"I gave myself a discount," Catalano said.
Gibson, the Police Department's legal adviser, doesn't support Catalano's cause.

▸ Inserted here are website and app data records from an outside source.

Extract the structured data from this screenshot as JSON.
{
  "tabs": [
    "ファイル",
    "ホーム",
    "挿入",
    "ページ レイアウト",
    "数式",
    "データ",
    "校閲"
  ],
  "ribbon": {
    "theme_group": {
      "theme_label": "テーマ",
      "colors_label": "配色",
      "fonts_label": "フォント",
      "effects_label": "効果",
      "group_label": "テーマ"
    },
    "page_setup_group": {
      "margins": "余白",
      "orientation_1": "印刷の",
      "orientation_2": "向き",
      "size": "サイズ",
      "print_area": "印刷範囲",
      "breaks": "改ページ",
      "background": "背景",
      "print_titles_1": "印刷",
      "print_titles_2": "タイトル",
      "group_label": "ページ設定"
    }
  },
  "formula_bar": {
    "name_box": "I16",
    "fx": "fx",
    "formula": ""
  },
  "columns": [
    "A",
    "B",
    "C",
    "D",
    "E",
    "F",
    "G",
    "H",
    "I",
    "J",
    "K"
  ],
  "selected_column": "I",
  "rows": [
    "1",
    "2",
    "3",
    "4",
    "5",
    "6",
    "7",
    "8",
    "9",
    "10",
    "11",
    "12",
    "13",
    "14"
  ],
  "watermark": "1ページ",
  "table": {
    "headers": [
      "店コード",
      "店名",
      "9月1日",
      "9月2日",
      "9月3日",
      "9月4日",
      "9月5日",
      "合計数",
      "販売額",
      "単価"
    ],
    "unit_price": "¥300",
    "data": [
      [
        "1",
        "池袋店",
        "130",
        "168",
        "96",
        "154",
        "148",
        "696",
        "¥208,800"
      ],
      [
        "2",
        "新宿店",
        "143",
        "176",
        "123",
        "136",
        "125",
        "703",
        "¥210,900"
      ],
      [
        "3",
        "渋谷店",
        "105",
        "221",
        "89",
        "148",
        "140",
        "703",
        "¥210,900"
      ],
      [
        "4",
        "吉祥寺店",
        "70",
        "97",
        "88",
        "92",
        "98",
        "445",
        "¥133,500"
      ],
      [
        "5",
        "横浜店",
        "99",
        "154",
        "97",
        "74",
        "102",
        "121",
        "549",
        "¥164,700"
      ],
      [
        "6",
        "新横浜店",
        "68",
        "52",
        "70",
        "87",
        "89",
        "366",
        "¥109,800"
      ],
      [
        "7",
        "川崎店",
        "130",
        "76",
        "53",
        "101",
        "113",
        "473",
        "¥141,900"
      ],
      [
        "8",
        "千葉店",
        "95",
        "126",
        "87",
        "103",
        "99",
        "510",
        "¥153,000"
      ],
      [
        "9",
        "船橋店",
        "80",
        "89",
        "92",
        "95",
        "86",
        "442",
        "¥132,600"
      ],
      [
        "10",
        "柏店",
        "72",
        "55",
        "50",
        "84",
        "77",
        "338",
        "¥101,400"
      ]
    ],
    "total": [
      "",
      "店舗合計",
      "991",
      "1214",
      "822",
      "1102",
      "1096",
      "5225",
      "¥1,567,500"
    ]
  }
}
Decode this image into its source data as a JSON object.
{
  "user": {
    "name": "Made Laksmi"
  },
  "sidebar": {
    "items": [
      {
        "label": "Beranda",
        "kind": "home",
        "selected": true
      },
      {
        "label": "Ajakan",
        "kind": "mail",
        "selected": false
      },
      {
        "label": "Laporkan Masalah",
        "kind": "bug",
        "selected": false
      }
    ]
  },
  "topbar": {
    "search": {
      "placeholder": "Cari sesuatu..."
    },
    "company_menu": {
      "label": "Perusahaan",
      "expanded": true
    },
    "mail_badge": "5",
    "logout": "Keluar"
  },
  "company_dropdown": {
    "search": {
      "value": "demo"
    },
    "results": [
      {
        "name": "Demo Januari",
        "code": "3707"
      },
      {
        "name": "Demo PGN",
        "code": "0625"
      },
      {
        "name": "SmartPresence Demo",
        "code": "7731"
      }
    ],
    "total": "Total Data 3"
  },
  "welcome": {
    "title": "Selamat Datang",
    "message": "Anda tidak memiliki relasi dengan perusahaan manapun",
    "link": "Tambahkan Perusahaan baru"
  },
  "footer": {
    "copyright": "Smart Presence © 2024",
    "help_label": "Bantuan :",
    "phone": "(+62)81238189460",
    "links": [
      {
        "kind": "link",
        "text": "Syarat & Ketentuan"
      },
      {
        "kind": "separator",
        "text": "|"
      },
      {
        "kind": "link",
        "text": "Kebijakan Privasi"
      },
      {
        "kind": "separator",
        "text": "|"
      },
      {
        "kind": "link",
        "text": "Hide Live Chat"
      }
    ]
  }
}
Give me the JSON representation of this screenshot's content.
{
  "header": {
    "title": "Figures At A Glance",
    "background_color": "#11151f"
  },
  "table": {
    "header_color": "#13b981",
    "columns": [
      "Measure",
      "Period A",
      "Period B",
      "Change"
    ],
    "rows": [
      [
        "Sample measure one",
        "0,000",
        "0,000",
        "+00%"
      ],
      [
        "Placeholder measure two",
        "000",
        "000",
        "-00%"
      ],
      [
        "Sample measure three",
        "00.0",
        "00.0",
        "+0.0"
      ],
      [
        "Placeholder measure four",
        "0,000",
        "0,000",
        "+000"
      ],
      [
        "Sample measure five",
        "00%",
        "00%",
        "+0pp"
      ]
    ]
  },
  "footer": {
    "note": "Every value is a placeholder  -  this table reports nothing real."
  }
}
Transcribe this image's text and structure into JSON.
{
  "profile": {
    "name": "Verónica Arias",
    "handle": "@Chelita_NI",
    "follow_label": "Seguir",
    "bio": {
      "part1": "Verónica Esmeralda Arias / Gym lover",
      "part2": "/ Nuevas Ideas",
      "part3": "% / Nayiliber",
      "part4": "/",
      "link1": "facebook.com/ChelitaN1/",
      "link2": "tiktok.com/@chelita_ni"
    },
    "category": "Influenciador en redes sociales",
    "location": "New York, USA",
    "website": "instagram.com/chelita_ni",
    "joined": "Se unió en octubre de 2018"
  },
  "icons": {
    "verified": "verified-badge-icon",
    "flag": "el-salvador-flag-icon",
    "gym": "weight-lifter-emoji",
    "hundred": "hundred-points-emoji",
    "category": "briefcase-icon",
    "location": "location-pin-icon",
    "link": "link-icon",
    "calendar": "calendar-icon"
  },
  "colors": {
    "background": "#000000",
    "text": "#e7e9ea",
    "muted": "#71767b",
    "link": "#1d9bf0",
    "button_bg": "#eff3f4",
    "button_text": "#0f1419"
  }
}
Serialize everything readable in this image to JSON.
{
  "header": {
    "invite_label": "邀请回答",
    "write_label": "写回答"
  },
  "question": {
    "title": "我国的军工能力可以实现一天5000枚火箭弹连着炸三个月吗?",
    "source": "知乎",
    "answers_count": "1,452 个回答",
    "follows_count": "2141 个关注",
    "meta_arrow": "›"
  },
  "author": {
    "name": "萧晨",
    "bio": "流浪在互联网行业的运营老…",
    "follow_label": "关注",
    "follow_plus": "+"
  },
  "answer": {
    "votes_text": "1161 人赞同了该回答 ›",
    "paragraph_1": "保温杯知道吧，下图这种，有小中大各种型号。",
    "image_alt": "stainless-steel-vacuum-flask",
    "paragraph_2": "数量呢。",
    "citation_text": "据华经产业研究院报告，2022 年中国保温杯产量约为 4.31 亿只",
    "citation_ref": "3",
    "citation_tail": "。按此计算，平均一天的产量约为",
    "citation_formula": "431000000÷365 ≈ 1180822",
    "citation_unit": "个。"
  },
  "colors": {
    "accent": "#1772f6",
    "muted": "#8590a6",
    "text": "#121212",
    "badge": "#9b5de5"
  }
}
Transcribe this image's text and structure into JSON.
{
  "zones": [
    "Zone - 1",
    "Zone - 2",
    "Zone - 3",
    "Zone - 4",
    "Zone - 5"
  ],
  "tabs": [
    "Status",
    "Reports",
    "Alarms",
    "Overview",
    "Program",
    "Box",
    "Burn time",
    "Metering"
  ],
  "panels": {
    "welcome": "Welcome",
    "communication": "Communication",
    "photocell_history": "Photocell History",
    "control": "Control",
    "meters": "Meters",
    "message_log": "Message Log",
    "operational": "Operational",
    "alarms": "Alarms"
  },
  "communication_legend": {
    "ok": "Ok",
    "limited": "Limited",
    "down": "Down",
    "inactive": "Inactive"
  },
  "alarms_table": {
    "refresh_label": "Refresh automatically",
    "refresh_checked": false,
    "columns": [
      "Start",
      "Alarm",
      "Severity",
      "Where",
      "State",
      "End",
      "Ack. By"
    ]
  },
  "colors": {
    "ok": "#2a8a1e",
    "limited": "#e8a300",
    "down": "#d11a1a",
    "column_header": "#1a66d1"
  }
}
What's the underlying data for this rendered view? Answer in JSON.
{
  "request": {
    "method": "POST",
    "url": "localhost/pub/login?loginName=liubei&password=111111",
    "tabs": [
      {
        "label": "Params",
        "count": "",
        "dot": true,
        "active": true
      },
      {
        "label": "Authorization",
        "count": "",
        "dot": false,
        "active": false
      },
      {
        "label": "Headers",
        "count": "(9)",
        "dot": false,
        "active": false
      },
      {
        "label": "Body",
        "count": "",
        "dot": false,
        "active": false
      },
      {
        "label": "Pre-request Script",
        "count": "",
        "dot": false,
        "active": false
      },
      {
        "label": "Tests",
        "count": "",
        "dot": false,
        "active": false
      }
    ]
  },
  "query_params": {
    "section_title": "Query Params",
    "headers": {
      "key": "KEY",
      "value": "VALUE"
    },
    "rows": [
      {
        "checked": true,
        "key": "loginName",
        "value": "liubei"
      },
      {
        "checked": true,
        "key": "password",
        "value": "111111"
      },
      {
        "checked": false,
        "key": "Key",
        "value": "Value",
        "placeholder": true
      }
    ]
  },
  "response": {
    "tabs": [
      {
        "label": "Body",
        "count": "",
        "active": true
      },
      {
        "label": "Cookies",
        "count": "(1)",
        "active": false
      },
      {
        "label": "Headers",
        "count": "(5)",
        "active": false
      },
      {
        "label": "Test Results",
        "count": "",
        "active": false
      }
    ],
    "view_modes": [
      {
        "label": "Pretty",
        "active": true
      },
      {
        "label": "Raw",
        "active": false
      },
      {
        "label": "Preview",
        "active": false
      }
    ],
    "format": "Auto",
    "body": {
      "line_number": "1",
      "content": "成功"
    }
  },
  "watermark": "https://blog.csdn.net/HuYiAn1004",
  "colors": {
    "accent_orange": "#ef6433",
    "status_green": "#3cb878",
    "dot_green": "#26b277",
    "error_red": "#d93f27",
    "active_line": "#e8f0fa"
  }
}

But he respects the fight.
"Principle is a funny thing," he said. "Someone gets a ticket and then they go to the mat for it and they almost get it overturned.
"I don't agree with it. But I've got to respect it."
Times researcher Caryn Baird contributed to this report.